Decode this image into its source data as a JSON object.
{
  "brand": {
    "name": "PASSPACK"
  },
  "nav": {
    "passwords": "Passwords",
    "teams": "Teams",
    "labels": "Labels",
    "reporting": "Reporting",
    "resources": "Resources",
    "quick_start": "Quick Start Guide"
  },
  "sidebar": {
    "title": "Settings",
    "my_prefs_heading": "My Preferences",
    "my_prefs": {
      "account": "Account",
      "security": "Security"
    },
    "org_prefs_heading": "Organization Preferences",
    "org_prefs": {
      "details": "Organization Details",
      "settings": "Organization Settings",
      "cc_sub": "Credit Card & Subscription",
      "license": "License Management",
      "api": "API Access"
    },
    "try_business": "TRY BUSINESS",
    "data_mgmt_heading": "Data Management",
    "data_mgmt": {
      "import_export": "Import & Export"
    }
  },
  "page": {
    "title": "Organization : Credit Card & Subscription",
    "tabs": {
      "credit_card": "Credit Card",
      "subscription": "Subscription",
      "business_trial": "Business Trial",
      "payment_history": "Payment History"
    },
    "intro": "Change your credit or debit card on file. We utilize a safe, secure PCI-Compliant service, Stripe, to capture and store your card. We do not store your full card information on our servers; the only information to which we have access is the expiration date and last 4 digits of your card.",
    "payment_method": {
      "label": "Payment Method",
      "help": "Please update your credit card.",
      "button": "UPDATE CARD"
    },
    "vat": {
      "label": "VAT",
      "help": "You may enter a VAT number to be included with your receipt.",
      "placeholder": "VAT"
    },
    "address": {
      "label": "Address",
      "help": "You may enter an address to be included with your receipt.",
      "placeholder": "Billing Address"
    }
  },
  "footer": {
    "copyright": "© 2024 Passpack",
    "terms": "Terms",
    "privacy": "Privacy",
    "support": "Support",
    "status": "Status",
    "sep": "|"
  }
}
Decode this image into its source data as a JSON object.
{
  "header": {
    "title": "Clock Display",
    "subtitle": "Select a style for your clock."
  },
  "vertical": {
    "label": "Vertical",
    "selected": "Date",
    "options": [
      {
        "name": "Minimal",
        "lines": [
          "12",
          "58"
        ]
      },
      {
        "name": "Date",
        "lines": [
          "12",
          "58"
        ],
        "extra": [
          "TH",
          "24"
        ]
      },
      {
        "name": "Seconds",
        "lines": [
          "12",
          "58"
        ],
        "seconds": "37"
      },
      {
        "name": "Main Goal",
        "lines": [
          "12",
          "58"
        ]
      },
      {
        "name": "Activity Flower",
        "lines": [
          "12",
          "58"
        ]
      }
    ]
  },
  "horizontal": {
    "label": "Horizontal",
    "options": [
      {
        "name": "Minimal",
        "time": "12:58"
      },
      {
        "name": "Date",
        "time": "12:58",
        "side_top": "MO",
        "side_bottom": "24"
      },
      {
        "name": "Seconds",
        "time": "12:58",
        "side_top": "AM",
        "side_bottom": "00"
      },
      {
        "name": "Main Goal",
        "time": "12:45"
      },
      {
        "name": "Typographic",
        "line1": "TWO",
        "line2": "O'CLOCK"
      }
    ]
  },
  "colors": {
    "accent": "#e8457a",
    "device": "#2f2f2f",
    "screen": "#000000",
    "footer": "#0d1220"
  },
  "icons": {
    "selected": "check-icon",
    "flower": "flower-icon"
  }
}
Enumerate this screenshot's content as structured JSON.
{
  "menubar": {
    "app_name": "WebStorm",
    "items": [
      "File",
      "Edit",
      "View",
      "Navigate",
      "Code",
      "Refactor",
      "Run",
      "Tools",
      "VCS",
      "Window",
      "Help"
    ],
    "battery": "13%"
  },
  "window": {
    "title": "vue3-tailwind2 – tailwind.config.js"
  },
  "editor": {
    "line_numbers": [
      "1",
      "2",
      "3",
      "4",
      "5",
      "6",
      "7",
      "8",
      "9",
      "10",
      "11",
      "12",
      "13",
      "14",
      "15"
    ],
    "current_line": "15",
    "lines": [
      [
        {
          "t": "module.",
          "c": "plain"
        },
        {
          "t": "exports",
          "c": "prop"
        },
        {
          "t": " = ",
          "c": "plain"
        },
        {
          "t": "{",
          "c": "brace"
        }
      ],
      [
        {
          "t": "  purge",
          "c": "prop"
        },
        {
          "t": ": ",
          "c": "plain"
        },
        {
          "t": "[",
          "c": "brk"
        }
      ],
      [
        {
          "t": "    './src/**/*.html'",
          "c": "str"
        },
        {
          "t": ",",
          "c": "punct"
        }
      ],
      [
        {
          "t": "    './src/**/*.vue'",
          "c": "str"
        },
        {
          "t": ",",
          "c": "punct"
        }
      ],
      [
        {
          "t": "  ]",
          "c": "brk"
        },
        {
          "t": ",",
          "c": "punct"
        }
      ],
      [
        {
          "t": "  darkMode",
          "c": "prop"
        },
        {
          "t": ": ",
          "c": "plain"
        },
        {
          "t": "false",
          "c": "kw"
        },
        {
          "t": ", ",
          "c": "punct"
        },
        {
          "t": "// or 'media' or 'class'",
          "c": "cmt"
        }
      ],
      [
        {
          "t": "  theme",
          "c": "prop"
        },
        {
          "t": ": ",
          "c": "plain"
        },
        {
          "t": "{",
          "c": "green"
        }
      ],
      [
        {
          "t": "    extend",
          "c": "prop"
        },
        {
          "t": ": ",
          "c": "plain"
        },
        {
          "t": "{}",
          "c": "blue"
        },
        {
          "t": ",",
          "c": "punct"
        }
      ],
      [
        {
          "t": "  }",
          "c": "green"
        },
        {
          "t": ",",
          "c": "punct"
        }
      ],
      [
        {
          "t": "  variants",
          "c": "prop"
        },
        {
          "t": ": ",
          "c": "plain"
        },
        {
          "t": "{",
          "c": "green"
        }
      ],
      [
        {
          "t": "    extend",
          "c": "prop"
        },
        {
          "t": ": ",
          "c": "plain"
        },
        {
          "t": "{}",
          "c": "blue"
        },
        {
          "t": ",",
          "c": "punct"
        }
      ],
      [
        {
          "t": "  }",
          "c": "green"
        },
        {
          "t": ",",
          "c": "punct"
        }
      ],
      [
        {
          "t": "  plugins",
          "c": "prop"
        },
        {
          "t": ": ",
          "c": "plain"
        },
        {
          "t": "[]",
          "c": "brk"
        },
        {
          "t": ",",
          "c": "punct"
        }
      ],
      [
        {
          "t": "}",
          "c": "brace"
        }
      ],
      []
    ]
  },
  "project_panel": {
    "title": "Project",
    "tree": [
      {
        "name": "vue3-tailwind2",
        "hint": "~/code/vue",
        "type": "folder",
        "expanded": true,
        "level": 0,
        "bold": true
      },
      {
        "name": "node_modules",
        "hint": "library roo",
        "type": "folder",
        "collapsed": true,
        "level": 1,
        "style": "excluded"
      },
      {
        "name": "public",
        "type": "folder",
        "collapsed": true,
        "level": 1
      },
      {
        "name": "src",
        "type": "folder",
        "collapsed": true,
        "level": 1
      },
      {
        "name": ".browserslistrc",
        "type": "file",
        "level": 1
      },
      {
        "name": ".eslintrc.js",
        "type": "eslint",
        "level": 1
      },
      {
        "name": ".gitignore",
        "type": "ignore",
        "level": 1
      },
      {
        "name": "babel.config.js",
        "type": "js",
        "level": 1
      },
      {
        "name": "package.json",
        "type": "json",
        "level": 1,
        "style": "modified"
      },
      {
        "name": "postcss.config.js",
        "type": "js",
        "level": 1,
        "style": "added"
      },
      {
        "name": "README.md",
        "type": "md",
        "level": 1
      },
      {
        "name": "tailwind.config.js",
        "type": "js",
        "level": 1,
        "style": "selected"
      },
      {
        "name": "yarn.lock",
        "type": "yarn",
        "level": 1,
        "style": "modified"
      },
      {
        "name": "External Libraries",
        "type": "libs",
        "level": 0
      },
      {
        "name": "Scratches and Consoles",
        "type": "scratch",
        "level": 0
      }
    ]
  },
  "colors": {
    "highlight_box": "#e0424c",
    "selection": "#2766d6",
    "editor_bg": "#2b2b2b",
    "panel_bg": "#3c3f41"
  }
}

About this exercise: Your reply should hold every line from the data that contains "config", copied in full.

Solution to this problem:
    "title": "vue3-tailwind2 – tailwind.config.js"
        "name": "babel.config.js",
        "name": "postcss.config.js",
        "name": "tailwind.config.js",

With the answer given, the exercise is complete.